Matt Patricia's Lions Need To Hit A Home Run In The First Round, And It Starts With Trading The Pick

Logan Lockhart
BarnBurner Sports Writer

@lgllockhart

Monday, April 20, 2020


The Intrigue In The 2020 NFL Draft Starts With The Third Pick, Putting The Pressure On The Lions

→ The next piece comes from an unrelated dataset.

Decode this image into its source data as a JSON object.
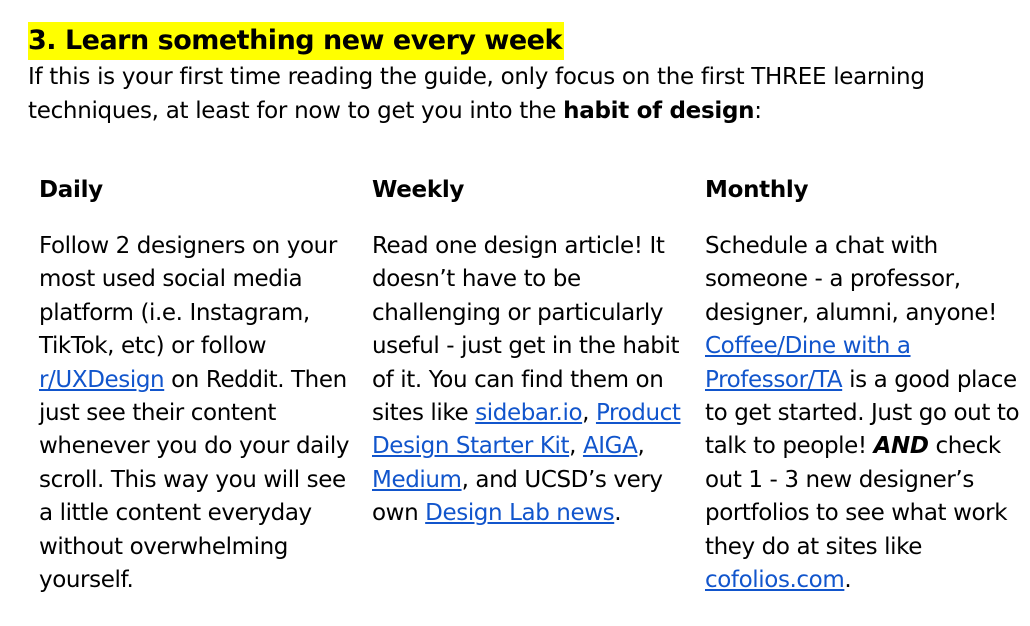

Much like the 2019 NFL Draft, the intrigue in this year’s installment will begin at pick number three, which means the pressure is on for Matt Patrcia’s Lions.

 

Detroit traded CB Darius Slay to Philadelphia in March, and ranked fourth-worst for pass defence in the league according to Football Outsiders a year ago, making its secondary a priority on draft day.

 

With the third overall pick, the Lions have endless options--draft the best player available, select a defensive back, or trade down. 

 

“I definitely think it’s in their best interest to move it (the pick),” said Tyler Mulligan from Fantasy Six Pack on BarnBurner Network’s NFL Blitz on Wednesday. “Get more value out of the pick because either way it looks as though they’re going to go with Jeff Okudah.”

 

The Ohio State CB Okudah has skyrocketed on draft boards around the nation from analysts and insiders alike over the last month. 

 

But is it impossible to ignore the motives of the two teams below the Lions picking at five and six overall respectively--the Dolphins and the Chargers. Both franchises are almost guaranteed to target a quarterback with their early first-round picks, giving the Lions leverage in what they can do with the third selection.

 

“If the Chargers were to do it (trade up to three), they’d probably have to trade their sixth overall, 37th overall, as well as a future first-round pick,” said Mulligan. 

 

It is fair to place that kind of value on a third overall pick, making it a haul that the Lions should not refuse if offered to by either Miami or Los Angeles.  

 

Is Okudah a can’t miss prospect? Maybe.

 

But is he a cornerback that separates himself so much from other prospects at his position in the 2020 NFL Draft? No.

 

Clemson’s A.J Terrell and Florida’s C.J Henderson aren’t necessarily a whole tier below Okudah for cornerback talent in this year’s class. 

 

For Detroit to take Okudah at three would be a stretch, and a missed opportunity to add assets and value to the roster. The Lions would be better served on taking Okudah at five or six, depending on which team wants to swap picks. This scenario also assumes the Giants wouldn’t select the Buckeye with their fourth overall selection. 

 

In recent draft history, selecting a defensive back in the top five has been a gamble, based on the quantity available from the position later in the first round. 

 

Fifth overall pick in 2016, Jalen Ramsey, proved to be evaluated and selected at the appropriate time, and credit to Jacksonville for doing so. But in other cases, the selection of a defensive back so early in the first round have been questionable based on the talent could have been taken much later in the round at that position. 

 

“Denziel Ward was the fourth pick in the draft (by Cleveland in 2018), but I think if you talk to anyone in football right now they’d tell you (18th pick of the draft by Green Bay) Jaire Alexander is better,” said Chris Simms on Chris Simms Unbuttoned on NBC Sports on April 14.

 

In 2020, the Lions must trust their evaluations on the cornerbacks available, and not spend a premium pick on a player that can be taken much later. 

 

Trading down from third overall is in the best interest for Detroit. For improving the roster right now and adding significant value for the future, it should be a no brainer.